Final Report: Nanocomposite-Based Filter for Arsenic Removal in Drinking WaterEPA Contract Number: 68D02095
Title: Nanocomposite-Based Filter for Arsenic Removal in Drinking Water
Investigators: Radhakrishnan, R.
Small Business: Materials Modification Inc.
EPA Contact: Manager, SBIR Program
Project Period: October 1, 2002 through July 31, 2003
Project Amount: $100,000
RFA: Small Business Innovation Research (SBIR) - Phase I (2002) RFA Text | Recipients Lists
Research Category: Nanotechnology , Water and Watersheds , SBIR - Water and Wastewater , SBIR - Nanotechnology , Small Business Innovation Research (SBIR)
The goal of this Phase I research project was to develop a nanocomposite filter made from naturally available materials. Arsenic is discharged into waterways from both natural (runoff from mines) and industrial sources (ranging from semiconductor manufacturing to processing of wood, paper, pigments, and even pharmaceuticals). Although the most common toxicity associated with arsenic is through ingestion of contaminated food and water, it also can occur via inhalation or skin absorption. Once absorbed, arsenic is distributed throughout the body tissues, including the liver, other abdominal viscera, bone, and skin.
An intake of approximately 60 ppm of arsenic can be fatal. Prolonged exposure to lower levels may cause skin pigmentations, keratoses, and skin cancers. Chronic exposure to arsenic, particularly to the trivalent form, manifests itself by weakness, weight loss, nausea, diarrhea, constipation, skin disorders, hair loss, abdominal pain, pleuritis, and peripheral neuritis. Numerous studies indicate that arsenic compounds, including arsenic trioxide, can cause cancer of the skin, liver, lung, and possibly the lymphatic system. As a result of this growing health concern, the U.S. Environmental Protection Agency (EPA) has established a health-based, non-enforceable Maximum Contaminant Level Goal of zero for arsenic and an enforceable Maximum Contaminant Level of 0.01 mg/L (10 ppb). This new rule is to take effect starting in January 2006. To comply with this directive, there is an urgent need to develop new, simple, and effective treatment systems to remove arsenic from water. Although the EPA has recognized a few techniques as "Best Available Technologies" (BATs), there are opportunities to improve the efficiencies of these BATs even further and make them more easily adaptable.

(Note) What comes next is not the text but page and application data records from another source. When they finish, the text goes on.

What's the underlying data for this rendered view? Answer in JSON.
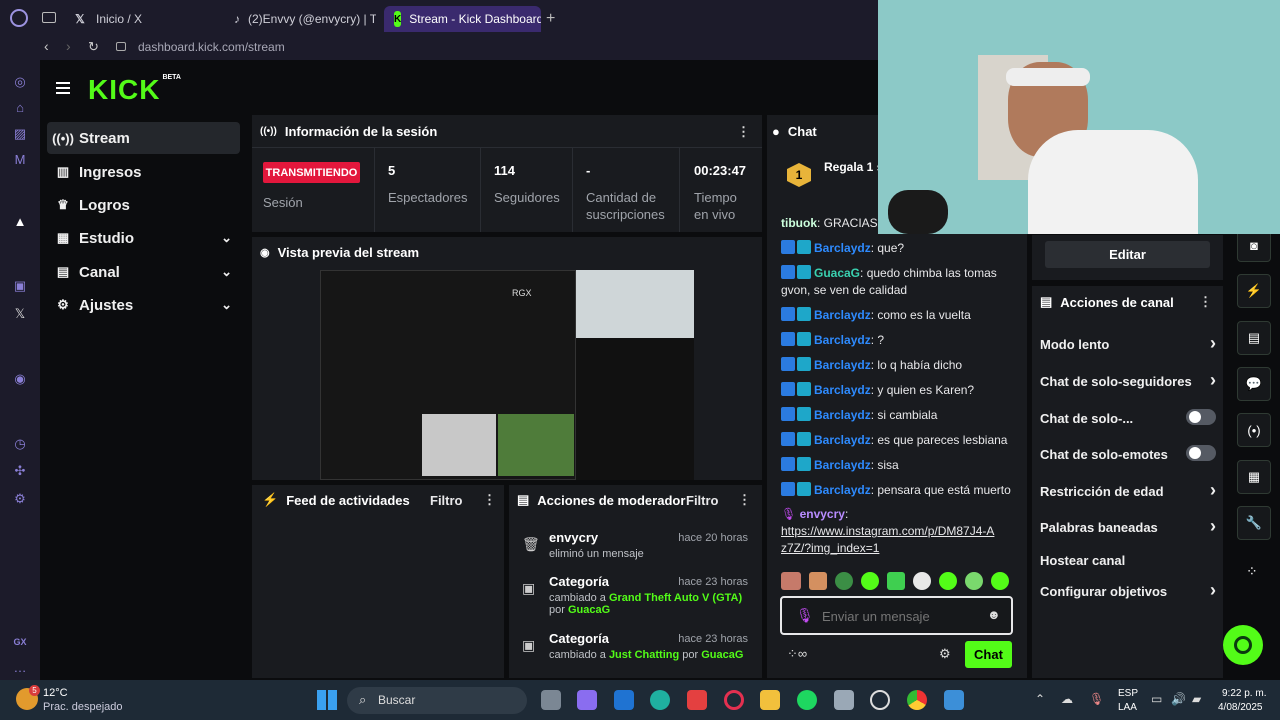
{
  "browser": {
    "tabs": [
      {
        "label": "Inicio / X"
      },
      {
        "label": "(2)Envvy (@envycry) | Ti"
      },
      {
        "label": "Stream - Kick Dashboard"
      }
    ],
    "url": "dashboard.kick.com/stream"
  },
  "logo": {
    "text": "KICK",
    "beta": "BETA"
  },
  "nav": [
    {
      "label": "Stream",
      "icon": "broadcast-icon"
    },
    {
      "label": "Ingresos",
      "icon": "chart-icon"
    },
    {
      "label": "Logros",
      "icon": "trophy-icon"
    },
    {
      "label": "Estudio",
      "icon": "palette-icon"
    },
    {
      "label": "Canal",
      "icon": "channel-icon"
    },
    {
      "label": "Ajustes",
      "icon": "gear-icon"
    }
  ],
  "session": {
    "title": "Información de la sesión",
    "status": "TRANSMITIENDO",
    "status_label": "Sesión",
    "viewers": "5",
    "viewers_label": "Espectadores",
    "followers": "114",
    "followers_label": "Seguidores",
    "subs": "-",
    "subs_label": "Cantidad de suscripciones",
    "uptime": "00:23:47",
    "uptime_label": "Tiempo en vivo"
  },
  "preview": {
    "title": "Vista previa del stream",
    "rgx": "RGX"
  },
  "activity": {
    "title": "Feed de actividades",
    "filter": "Filtro"
  },
  "mod": {
    "title": "Acciones de moderador",
    "filter": "Filtro",
    "items": [
      {
        "title": "envycry",
        "time": "hace 20 horas",
        "sub": "eliminó un mensaje"
      },
      {
        "title": "Categoría",
        "time": "hace 23 horas",
        "sub_pre": "cambiado a ",
        "sub_hl": "Grand Theft Auto V (GTA)",
        "sub_mid": "por ",
        "sub_user": "GuacaG"
      },
      {
        "title": "Categoría",
        "time": "hace 23 horas",
        "sub_pre": "cambiado a ",
        "sub_hl": "Just Chatting",
        "sub_mid": " por ",
        "sub_user": "GuacaG"
      }
    ]
  },
  "chat": {
    "title": "Chat",
    "gift": "Regala 1 s",
    "messages": [
      {
        "user": "tibuok",
        "text": ": GRACIAS IC"
      },
      {
        "user": "Barclaydz",
        "text": ": que?"
      },
      {
        "user": "GuacaG",
        "text": ": quedo chimba las tomas gvon, se ven de calidad"
      },
      {
        "user": "Barclaydz",
        "text": ": como es la vuelta"
      },
      {
        "user": "Barclaydz",
        "text": ": ?"
      },
      {
        "user": "Barclaydz",
        "text": ": lo q había dicho"
      },
      {
        "user": "Barclaydz",
        "text": ": y quien es Karen?"
      },
      {
        "user": "Barclaydz",
        "text": ": si cambiala"
      },
      {
        "user": "Barclaydz",
        "text": ": es que pareces lesbiana"
      },
      {
        "user": "Barclaydz",
        "text": ": sisa"
      },
      {
        "user": "Barclaydz",
        "text": ": pensara que está muerto"
      }
    ],
    "last_user": "envycry",
    "last_colon": ":",
    "last_link": "https://www.instagram.com/p/DM87J4-Az7Z/?img_index=1",
    "placeholder": "Enviar un mensaje",
    "send": "Chat"
  },
  "channel": {
    "edit": "Editar",
    "title": "Acciones de canal",
    "items": [
      {
        "label": "Modo lento",
        "control": "chevron"
      },
      {
        "label": "Chat de solo-seguidores",
        "control": "chevron"
      },
      {
        "label": "Chat de solo-...",
        "control": "toggle"
      },
      {
        "label": "Chat de solo-emotes",
        "control": "toggle"
      },
      {
        "label": "Restricción de edad",
        "control": "chevron"
      },
      {
        "label": "Palabras baneadas",
        "control": "chevron"
      },
      {
        "label": "Hostear canal",
        "control": "none"
      },
      {
        "label": "Configurar objetivos",
        "control": "chevron"
      }
    ]
  },
  "taskbar": {
    "weather_temp": "12°C",
    "weather_desc": "Prac. despejado",
    "weather_badge": "5",
    "search": "Buscar",
    "lang1": "ESP",
    "lang2": "LAA",
    "time": "9:22 p. m.",
    "date": "4/08/2025"
  },
  "colors": {
    "accent": "#53fc18",
    "live": "#e3173c",
    "panel": "#191b1f",
    "background": "#0b0c0e"
  }
}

The primary focus of the present effort was to develop a nanocomposite filter for arsenic removal. The nanocomposite was to be prepared from naturally occurring materials. The two materials were prepared in the nanocrystalline form and characterized for their composition, particle size, and particle morphology. The nanocrystalline materials were mixed in various ratios to form a nanocomposite. The powders were consolidated using plasma pressure consolidation and pressureless sintering to obtain compacts with varying levels of porosity. Studies on arsenic removal efficiency were conducted on powders as well as consolidated compacts. Spiked feed waters containing 300 ppb of As(V) and As(III) were separately filtered through the above materials. The filtered water samples were analyzed for arsenic concentration using inductively coupled plasma mass spectroscopy.
The nanocomposite was able to reduce the arsenic concentration from an initial level of 300 ppb to less than 10 ppb. The significant advantage of this technology is the low cost of the filter. Because the filter is prepared from naturally available materials, the cost per pound of the raw materials will be under $0.40/lb. In addition to the experimental work carried out during Phase I, Materials Modification, Inc., provided information on the project and technology to Foresight Science and Technology, for preparation of a technology assessment report. The assessment provided a comprehensive report on the market, competition, and regulatory requirements to be met by the technology as well as economical factors that dictate the successful entry into the market.